A few days after Project Plase’s MLK Day festivities I joined the rest of my Public Ally class on Monday January 21 for our day of service. In line with the Americorps philosophy that MLK Day should be a “day on” to serve one’s community as opposed to a day off from work, we all deployed to James McHenry Elementary-Middle School in Baltimore. There we met and partnered with Oasis (Organization of African American Students in Social Work), as well as parents, staff and even a few students from Mchenry to work on the school’s neglected library.

Armed with trash bags, brooms, gloves, paint, sheer will and determination and every other necessary tool you can imagine needed to transform a dingy unused space into a vibrant and inviting learning environment, we achieved just that. It was difficult to really gauge the difference we made within the space initially. But once I saw the photos of the before and after results I realized that our teamwork efforts truly paid off. It felt great to get back to my roots of what community service traditionally meant for me: hands on labor. I dabbled in a little bit of everything that day. I’m no artist by any means, but they actually trusted me to paint a door. I also removed piles and piles of trash that had accumulated in a storage room over the years. Working side by side, we truly revitalized the library for Mchenry’s deserving students. I only wish that we could have seen the looks on the eager children’s faces returning to school to discover their newly cleaned and organized library space. Nonetheless the opportunity to take part in the event undoubtedly made me feel like I was living with a purpose.


Opportunity Means…

21 Dec



“Opportunity means being an advocate for our homeless citizens.”

The Patterson Park Pack

29 Nov

One of the major components of this Public Allies experience is that we Allies are divided into teams and assigned a neighborhood to engage. The goal of the Team Service Project as it’s called is for us to learn and apply the principles of Asset Based Community Development (ABCD). Asset based community development teaches that the foundation for a strong sustainable community is built upon the local people, associations, institutions, and others assets that already exist in the neighborhoods. My group was assigned the Patterson Park neighborhood, and our goal is to identify and engage with the assets there: the leaders, both apparent and potential, who live in the neighborhoods, the community associations, schools, and many many more. Armed with our mission, we decided to call ourselves the, “Patterson Park Pack” (P3).

On Wednesday October 24 we visited the Patterson Park neighborhood for the first time as a group. Along with our program managers we toured the expansive and beautifully maintained center of the community; the park. We quickly realized why the park is the hub of the neighborhood. It encompassed a skating rink, multiple playgrounds, a football field and acre upon of acre of open green space. As we began to contemplate the asset based method of development it became apparent that the park was the definition of an asset.
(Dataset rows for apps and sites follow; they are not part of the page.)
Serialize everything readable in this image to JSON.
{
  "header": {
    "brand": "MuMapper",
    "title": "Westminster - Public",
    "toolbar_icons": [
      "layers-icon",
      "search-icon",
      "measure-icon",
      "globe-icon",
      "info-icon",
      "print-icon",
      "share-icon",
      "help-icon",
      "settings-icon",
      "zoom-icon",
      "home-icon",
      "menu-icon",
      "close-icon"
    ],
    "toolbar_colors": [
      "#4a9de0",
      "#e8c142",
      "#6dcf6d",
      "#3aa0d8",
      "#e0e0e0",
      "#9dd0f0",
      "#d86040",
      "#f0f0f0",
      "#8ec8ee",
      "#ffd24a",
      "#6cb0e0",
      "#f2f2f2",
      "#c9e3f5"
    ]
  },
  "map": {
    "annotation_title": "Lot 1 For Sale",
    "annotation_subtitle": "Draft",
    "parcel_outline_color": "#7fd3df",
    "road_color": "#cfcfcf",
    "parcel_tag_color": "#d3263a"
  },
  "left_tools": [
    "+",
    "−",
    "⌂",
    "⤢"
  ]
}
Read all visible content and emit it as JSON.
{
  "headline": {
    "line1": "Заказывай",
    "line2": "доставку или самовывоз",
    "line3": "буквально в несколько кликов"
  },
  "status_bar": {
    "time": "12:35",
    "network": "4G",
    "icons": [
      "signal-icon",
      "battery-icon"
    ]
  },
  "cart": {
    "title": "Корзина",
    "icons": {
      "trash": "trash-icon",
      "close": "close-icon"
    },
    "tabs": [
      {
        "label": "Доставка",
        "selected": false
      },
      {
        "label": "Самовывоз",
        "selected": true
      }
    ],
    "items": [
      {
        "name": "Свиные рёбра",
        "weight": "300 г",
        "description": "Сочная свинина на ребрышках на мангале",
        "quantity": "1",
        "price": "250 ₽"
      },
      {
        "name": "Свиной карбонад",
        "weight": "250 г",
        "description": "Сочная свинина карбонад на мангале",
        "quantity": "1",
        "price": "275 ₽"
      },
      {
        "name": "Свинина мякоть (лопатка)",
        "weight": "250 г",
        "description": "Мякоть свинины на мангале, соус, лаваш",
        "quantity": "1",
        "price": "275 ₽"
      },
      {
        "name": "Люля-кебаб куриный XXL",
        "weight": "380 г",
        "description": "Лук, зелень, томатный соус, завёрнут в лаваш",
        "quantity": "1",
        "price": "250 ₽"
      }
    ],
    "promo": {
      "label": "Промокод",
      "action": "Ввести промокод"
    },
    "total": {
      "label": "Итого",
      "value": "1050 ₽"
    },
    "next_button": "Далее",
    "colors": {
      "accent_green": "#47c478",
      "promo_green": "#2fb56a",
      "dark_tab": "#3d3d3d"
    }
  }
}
We didn’t stop at touring the park however.  We were assigned a community liaison to help us gain entry and inclusion into the community more smoothly. He was able to schedule a meeting with two prominent figures in Patterson Park: Dr. Elizabeth Obara and Ed Rutkowski,The Community Schools Coordinator and Executive Director of the Patterson Park Public Charter School respectively. Both have lengthy and strong ties to the community and were able to provide us with a wealth of information for a starting point for our TSP brainstorming. Thanks to their insight we were introduced to some great organizations and community initiatives such as Banner Neighborhoods and Friends of Patterson Park  that will serve as great assets for us to potentially work with within Patterson Park.

As promising as our first TSP endeavor was we know that we’ve only just begun this project, so stay tuned for updates on our progress all the way through our final presentation in June 2013!

For more information on either Dr. Obara or Ed Rutkowsi visit

To learn more about Public Allies and Asset Based Community Development(ABDC) read “Everyone Leads: Building Leadership from the Community Up” by Public Allies CEO Paul Schmitz.